Third, the investigation of R&D investment impact does seem to show an under-investment in early stage cancer interventions relative to investment in late stage interventions, attributed to greater commercialization lag for the former, as it takes longer to show efficacy (increased survival) when survival rates are higher. Williams produces one very rough estimate of a cost associated with this under-investment: $89 billion for cancer patients diagnosed in the U.S. in 2003 and urges changes which could reduce this lag such as finding surrogate measures for survival (symptom improvement) and using those for regulatory approval. Although Williams couldn’t draw direct conclusions concerning patent policy, and if she could have, presumably they would have been in the direction of increased duration for early stage cancer therapies, but the conclusion drawn for shorter time to commercialization is very helpful considering the very tight relationship of regulatory approval and patents and the need for greater regulatory flexibility to take advantage of precision medicine.

Finally on this point two speculations. One, if commercialization lag is a disincentive for R&D on early stage cancer interventions, could it not be an even worse disincentive for R&D on even longer term preventative interventions, at the extreme, aging therapies? Or perhaps cancer is atypical in defaulting to survival as a measure of efficacy. Two, does favoring late stage interventions play a role in increasing overall health care costs?

Fourth, the investigation of impact on follow-on innovation produces striking results: even a very brief (1 year) period of restriction results in substantially less follow-on knowledge and innovation. Again, this particular investigation can’t say anything about patent strength, as it looked at a contractual restriction on access to data. Indeed, a potential takeaway is that more patenting should be allowed (in this case of genes) in order to promote data availability over secrecy. However, patents are only one way to stimulate data sharing, and an indirect way with many bad effects. It seems to me this result should encourage construction of regimes that have data sharing built in, many of them broadly commons-favoring regimes.

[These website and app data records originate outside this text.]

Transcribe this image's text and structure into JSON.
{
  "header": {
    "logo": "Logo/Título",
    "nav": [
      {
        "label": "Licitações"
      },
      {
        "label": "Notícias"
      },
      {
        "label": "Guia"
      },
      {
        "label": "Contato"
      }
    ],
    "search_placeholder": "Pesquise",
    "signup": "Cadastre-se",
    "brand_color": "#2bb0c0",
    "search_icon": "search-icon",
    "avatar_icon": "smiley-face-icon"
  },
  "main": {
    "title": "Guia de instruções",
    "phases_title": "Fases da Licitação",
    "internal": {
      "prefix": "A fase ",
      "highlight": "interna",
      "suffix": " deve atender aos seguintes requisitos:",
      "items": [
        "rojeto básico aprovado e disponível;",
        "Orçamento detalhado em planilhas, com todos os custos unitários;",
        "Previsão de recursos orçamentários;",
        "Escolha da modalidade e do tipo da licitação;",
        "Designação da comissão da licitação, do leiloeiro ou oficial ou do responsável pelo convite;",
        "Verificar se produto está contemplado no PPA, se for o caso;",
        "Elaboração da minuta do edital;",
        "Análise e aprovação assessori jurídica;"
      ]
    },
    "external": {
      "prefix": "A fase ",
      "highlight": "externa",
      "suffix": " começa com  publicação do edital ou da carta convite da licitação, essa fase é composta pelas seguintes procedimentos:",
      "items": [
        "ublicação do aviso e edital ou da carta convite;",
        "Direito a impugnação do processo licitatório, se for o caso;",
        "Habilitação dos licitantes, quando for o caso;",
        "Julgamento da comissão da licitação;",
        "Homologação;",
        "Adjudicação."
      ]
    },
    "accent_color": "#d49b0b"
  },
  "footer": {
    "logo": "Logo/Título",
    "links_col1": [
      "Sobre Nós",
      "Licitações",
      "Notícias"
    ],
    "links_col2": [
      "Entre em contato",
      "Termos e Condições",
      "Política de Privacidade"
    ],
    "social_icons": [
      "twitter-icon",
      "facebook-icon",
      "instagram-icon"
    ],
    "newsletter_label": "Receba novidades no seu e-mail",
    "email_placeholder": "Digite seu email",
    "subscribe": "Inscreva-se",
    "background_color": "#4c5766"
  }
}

Fifth, and related to the first point, Williams notes various measures of R&D and follow-on innovations that do not involve counting patents (or in one case takes invalidated patents as a source of variation). Highly relevant, subject of a forthcoming list/wiki topic.

I noticed this paper at http://marginalrevolution.com/marginalrevolution/2015/06/do-ip-rights-matter-for-health-care-markets.html

The author of this paper, Heidi Williams, was just awarded a MacArthur Fellowship commonly known as a “genius grant”.